County Hopes Updated Rule Closes Door on Billboards

When a new electronic billboard lit up on the west side of Highway 42/57 just north of Sturgeon Bay this month, it raised a lot of eyebrows for those who thought new billboard structures were a thing of the past in northern Door County. 

In fact, the Door County Land Use Services Department thought it had put an end to the billboard debate in areas under county zoning back in 1985 when it effectively banned new billboards by disallowing any new off-premise signs of more than 32 square feet. This meant that if you operated a business on one property, you couldn’t put a large sign for that business on another unrelated property. 

The ordinance also outlawed the expansion of existing off-premise signs and banned the maintenance of those signs. That last measure was an attempt to effectively put a sunset on billboards in areas under county zoning because as structural components of signs deteriorated, they would eventually collapse and could not be rebuilt. 

So when Link Media submitted applications for 15 new sign permits to expand existing billboards and to erect two new freestanding billboards in May of 2019, the department issued a quick denial and hoped it would be a closed case. That’s not what Link Media’s representatives had in mind. 

Link Media did not respond to requests for comment for this article, but it did appeal the denials, citing a little-known 2015 United States Supreme Court ruling in a case known as Reed v. Town of Gilbert, Arizona. Mariah Goode, head of the Land Use Services Department, was dismayed when she realized that this ruling and the interpretation of other courts meant the county’s sign ordinance was in jeopardy.

Because the county had regulations pertaining to different types of signs – such as real estate signs and temporary development signs versus business signs – it could be considered to be regulating the content of the sign. 

“Basically, the courts have said that if you have to read a sign to determine how to regulate it, something is wrong with your regulations,” Goode said. 

Even though Link’s applications were denied based on size, not content, the fact that some segments of the county’s ordinance violated the Reed v. Gilbert ruling meant that the entire ordinance could be thrown out. 

“We might be looking at a free-for-all if that happened,” Goode said.

That’s how Link got the current billboard. It may also construct another one on that property according to the September 2019 compromise that Link reached with the county. Link is also allowed to place a new nonelectric sign face on the back of two existing billboards in the Town of Forestville and one in the Town of Sevastopol, and to erect one new nonelectric billboard in the Town of Sevastopol. 

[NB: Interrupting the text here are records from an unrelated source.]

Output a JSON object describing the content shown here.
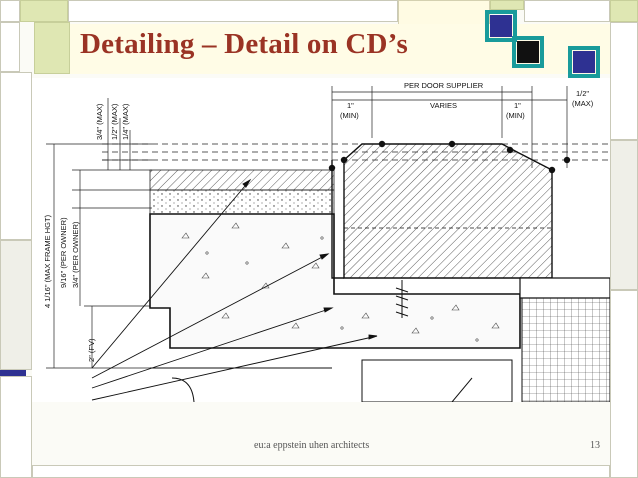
{
  "slide": {
    "title": "Detailing – Detail on CD’s",
    "footer": "eu:a   eppstein uhen architects",
    "page_number": "13"
  },
  "drawing": {
    "vertical_dims": [
      "3/4\" (MAX)",
      "1/2\" (MAX)",
      "1/4\" (MAX)",
      "4 1/16\" (MAX FRAME HGT)",
      "9/16\" (PER OWNER)",
      "3/4\" (PER OWNER)",
      "2\" (FV)"
    ],
    "top_dims": {
      "per_door_supplier": "PER DOOR SUPPLIER",
      "left_value": "1\"",
      "left_qualifier": "(MIN)",
      "varies": "VARIES",
      "right_value": "1\"",
      "right_qualifier": "(MIN)",
      "far_value": "1/2\"",
      "far_qualifier": "(MAX)"
    }
  },
  "colors": {
    "title": "#9a3324",
    "accent_navy": "#2e3192",
    "accent_teal": "#199b9b",
    "tile_green": "#dfe7b3",
    "tile_cream": "#fffbe3"
  }
}
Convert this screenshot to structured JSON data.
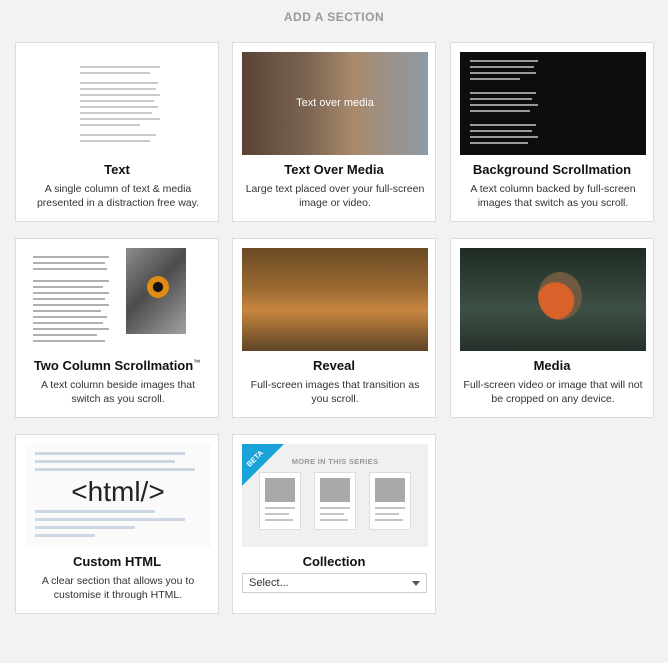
{
  "header": {
    "title": "ADD A SECTION"
  },
  "sections": [
    {
      "title": "Text",
      "description": "A single column of text & media presented in a distraction free way."
    },
    {
      "title": "Text Over Media",
      "description": "Large text placed over your full-screen image or video.",
      "overlay": "Text over media"
    },
    {
      "title": "Background Scrollmation",
      "description": "A text column backed by full-screen images that switch as you scroll."
    },
    {
      "title": "Two Column Scrollmation",
      "trademark": "™",
      "description": "A text column beside images that switch as you scroll."
    },
    {
      "title": "Reveal",
      "description": "Full-screen images that transition as you scroll."
    },
    {
      "title": "Media",
      "description": "Full-screen video or image that will not be cropped on any device."
    },
    {
      "title": "Custom HTML",
      "description": "A clear section that allows you to customise it through HTML.",
      "thumb_label": "<html/>"
    },
    {
      "title": "Collection",
      "badge": "BETA",
      "thumb_label": "MORE IN THIS SERIES",
      "select": {
        "value": "Select..."
      }
    }
  ]
}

In exchange, Link agreed not to file a lawsuit challenging the constitutionality of the county’s sign ordinance. The county has since updated the sign chapter of its ordinance, which was adopted in October of 2019. 

“Basically, what we had to do was add specificity to the types of signs that are not allowed, and the types that are exempt,” Goode said. 

She’s confident the ordinance now adheres to the Reed v. Gilbert ruling and the peninsula is once again safe from the construction of new billboards in the future – at least in municipalities under county zoning (Liberty Grove, Jacksonport, Baileys Harbor, Sevastopol, Gibraltar, Brussels, Town of Forestville, Clay Banks, Union, Gardner, Town of Sturgeon Bay and Washington). 

Ten of the applications Link had filed in 2018 were for new nonelectric billboard faces located on the Door County Coastal Byway, a Wisconsin Scenic Byway, which runs 66 miles from north of Sturgeon Bay, up Highway 57 to the tip of the peninsula, and back south along Highway 42 to the starting point. 

Those billboards will not be allowed thanks to the state’s rules regarding signs on Scenic Byways, said Liat Bonneville, the Rustic Roads coordinator for the Wisconsin Department of Transportation.

Wisconsin statute bans the construction of new signage that’s “visible from the main-traveled way of a highway that is a Scenic Byway” except for directional signage and signs advertising the sale or lease of property or activities conducted on the property. 

Ann Miller, chair of the Door County Coastal Byway Committee, was relieved to get that confirmation. The committee has filed for a federal designation as an All-American Road. The new billboard installed earlier in August just south of Culver’s in Sturgeon Bay – and the potential for more – don’t sit well with her, however.

“If they put in more signs by Culver’s, it would certainly make the gateway to the Byways look kind of tacky,” Miller said.